ENDNOTES [i] See, e.g., Brnovich v. Biden, No. 2:21-cv-01568, Second Amended Complaint, ECF No. 70 (D. Ariz. filed Nov. 19, 2021) [hereinafter Brnovich Second Amended Complaint]; Church v. Biden, No. 1:21-cv02815, Complaint, ECF No. 1 (D.D.C. filed Oct. 24, 2021); Am. Fed. of Gov’t Emp. v. Biden, No. 1:21-cv-23828, Complaint, ECF No. 1 (D. Fla. filed Oct. 30, 2021).
[ii] See, e.g., Brnovich Second Amended Complaint, supra note 225, ¶¶ 47, 55–57.
[iii] See, e.g., Klaasen, 7 F.4th at 592–94; Norris, 2021 WL 4738827, at *2-4; Dixon, 2021 WL 5740187, at *4–6, *8–9; Valdez, 2021 WL 4145746, at *5–9. In addition to these claims, another common claim raised by plaintiffs challenging COVID-19 vaccination requirements—particularly before FDA fully approved a COVID-19 vaccine—is a claim asserting that the vaccination requirements in question violate the EUA provision of the FD&C Act. See infra “Emergency Use Authorization and Vaccination Mandates” for additional discussion.
[iv] See, e.g., Florida v. Nelson, No. 8:21-cv-2524 (M.D. Fla. filed Oct. 28, 2021); Kentucky v. Biden, No. 3:21-cv- 00055, 2021 WL 5587446 (E.D. Ky. Nov. 30, 2021); Georgia v. Biden, No. 1:21-cv-00163 2021 WL 5779939 (S.D. Ga. Dec. 7, 2021).

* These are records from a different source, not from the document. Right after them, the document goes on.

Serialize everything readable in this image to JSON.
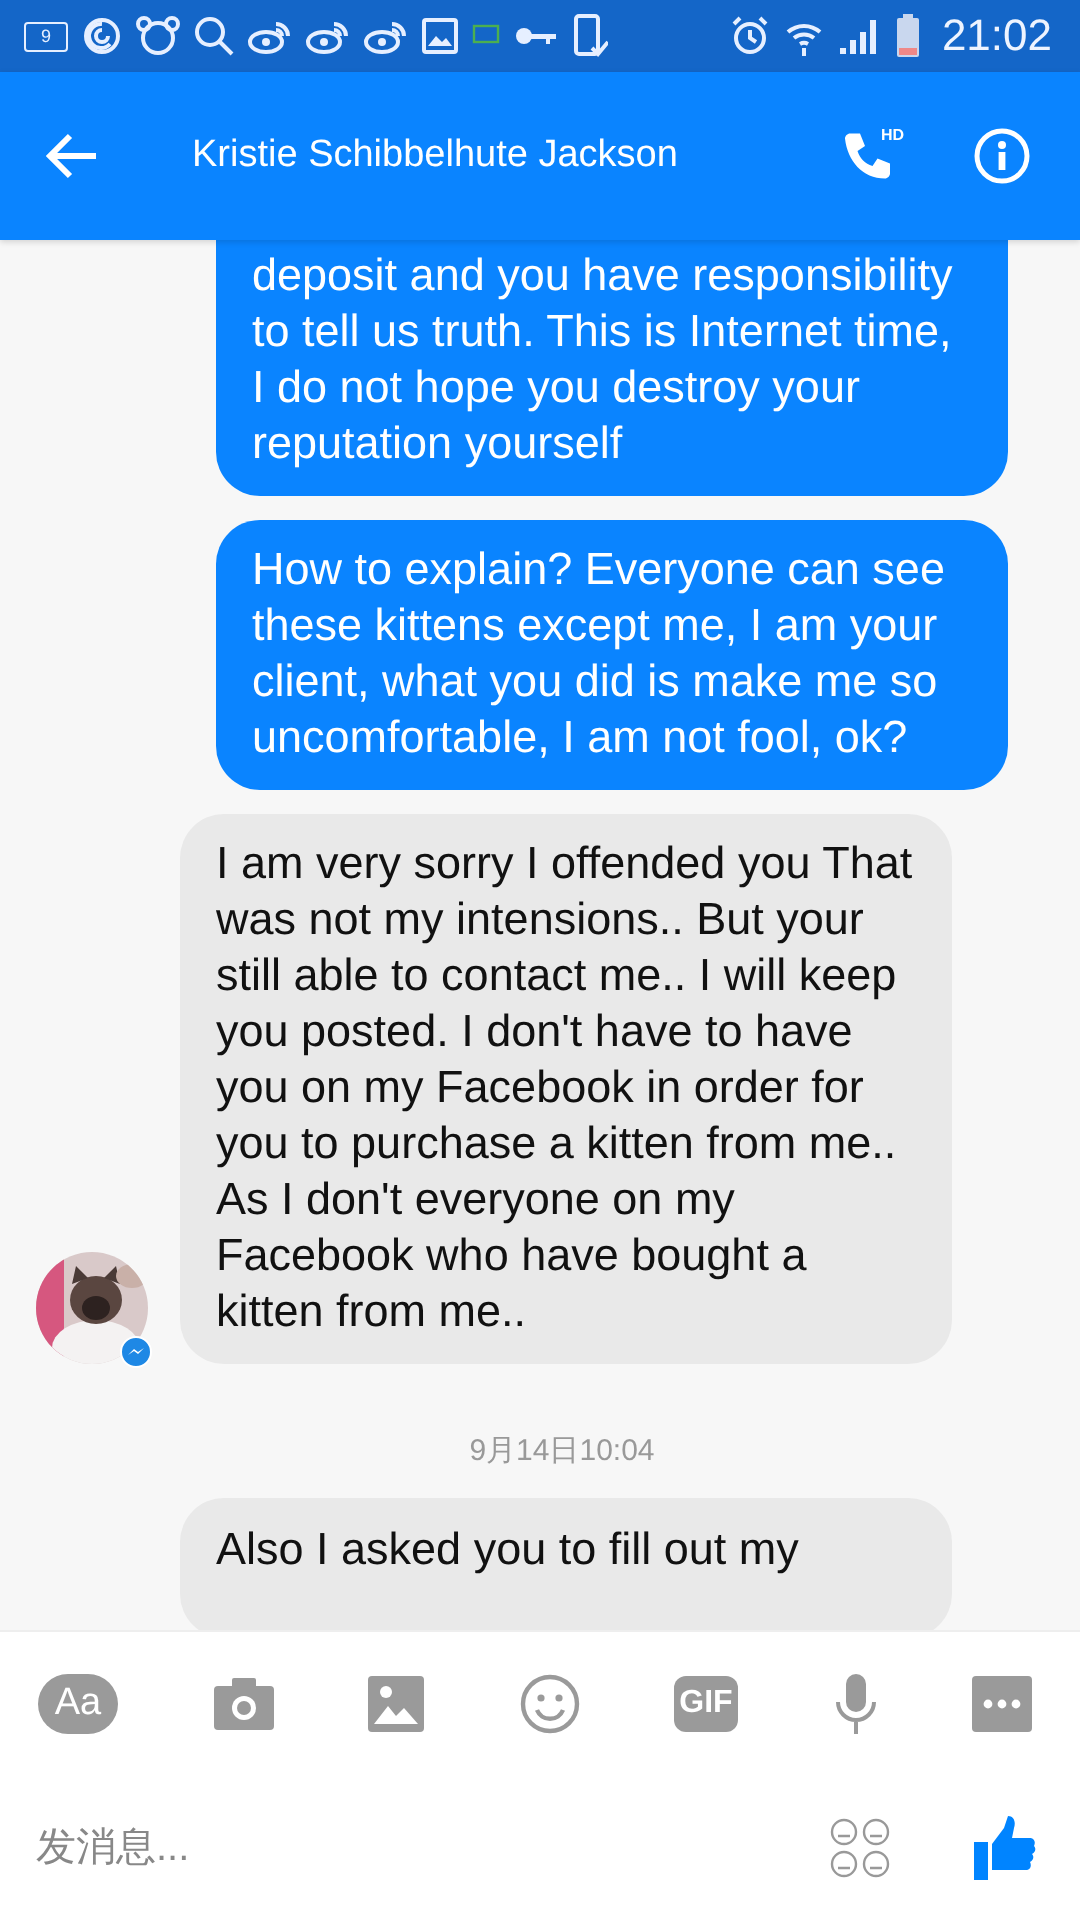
{
  "status_bar": {
    "notification_count": "9",
    "time": "21:02"
  },
  "header": {
    "title": "Kristie Schibbelhute Jackson",
    "call_badge": "HD"
  },
  "messages": [
    {
      "kind": "outgoing",
      "text": "deposit and you have responsibility to tell us truth. This is Internet time, I do not hope you destroy your reputation yourself"
    },
    {
      "kind": "outgoing",
      "text": "How to explain? Everyone can see these kittens except me, I am your client, what you did is make me so uncomfortable, I am not fool, ok?"
    },
    {
      "kind": "incoming",
      "text": "I am very sorry I offended you That was not my intensions.. But your still able to contact me.. I will keep you posted. I don't have to have you on my Facebook in order for you to purchase a kitten from me.. As I don't everyone on my Facebook who have bought a kitten from me..",
      "has_avatar": true
    },
    {
      "kind": "timestamp",
      "text": "9月14日10:04"
    },
    {
      "kind": "incoming",
      "text": "Also I asked you to fill out my",
      "has_avatar": false
    }
  ],
  "toolbar": [
    {
      "kind": "text-style",
      "label": "Aa"
    },
    {
      "kind": "camera"
    },
    {
      "kind": "gallery"
    },
    {
      "kind": "emoji"
    },
    {
      "kind": "gif",
      "label": "GIF"
    },
    {
      "kind": "mic"
    },
    {
      "kind": "more"
    }
  ],
  "composer": {
    "placeholder": "发消息..."
  }
}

[v] See BST Holdings, LLC v. Occupational Safety & Health Admin., 17 F. 4th 604, 610 (5th Cir. 2021). [vi] See John 19:10-11 (ESV) where it is written that Pilate questioned and the Master answered thus:
"Do you refuse to speak to me?" Pilate said. "Don't you realize I have power either to free you or to crucify you?" Jesus answered, "You would have no power over me if it were not given to you from above. Therefore the one who handed me over to you is guilty of a greater sin."
• Christian Legal Society
• The Library of Congress’ website:
• Civil Pro Se Forms
• Federal Rules of Civil Procedure
• Public Access to Court Electronic Records (“PACER”) system
Disclaimer: The information contained in this article is offered for educational purposes only and is not intended to substitute for legal advice and is not customized to your particular needs. Before undertaking self-representation, we urge you to consult with an attorney licensed to practice in your state.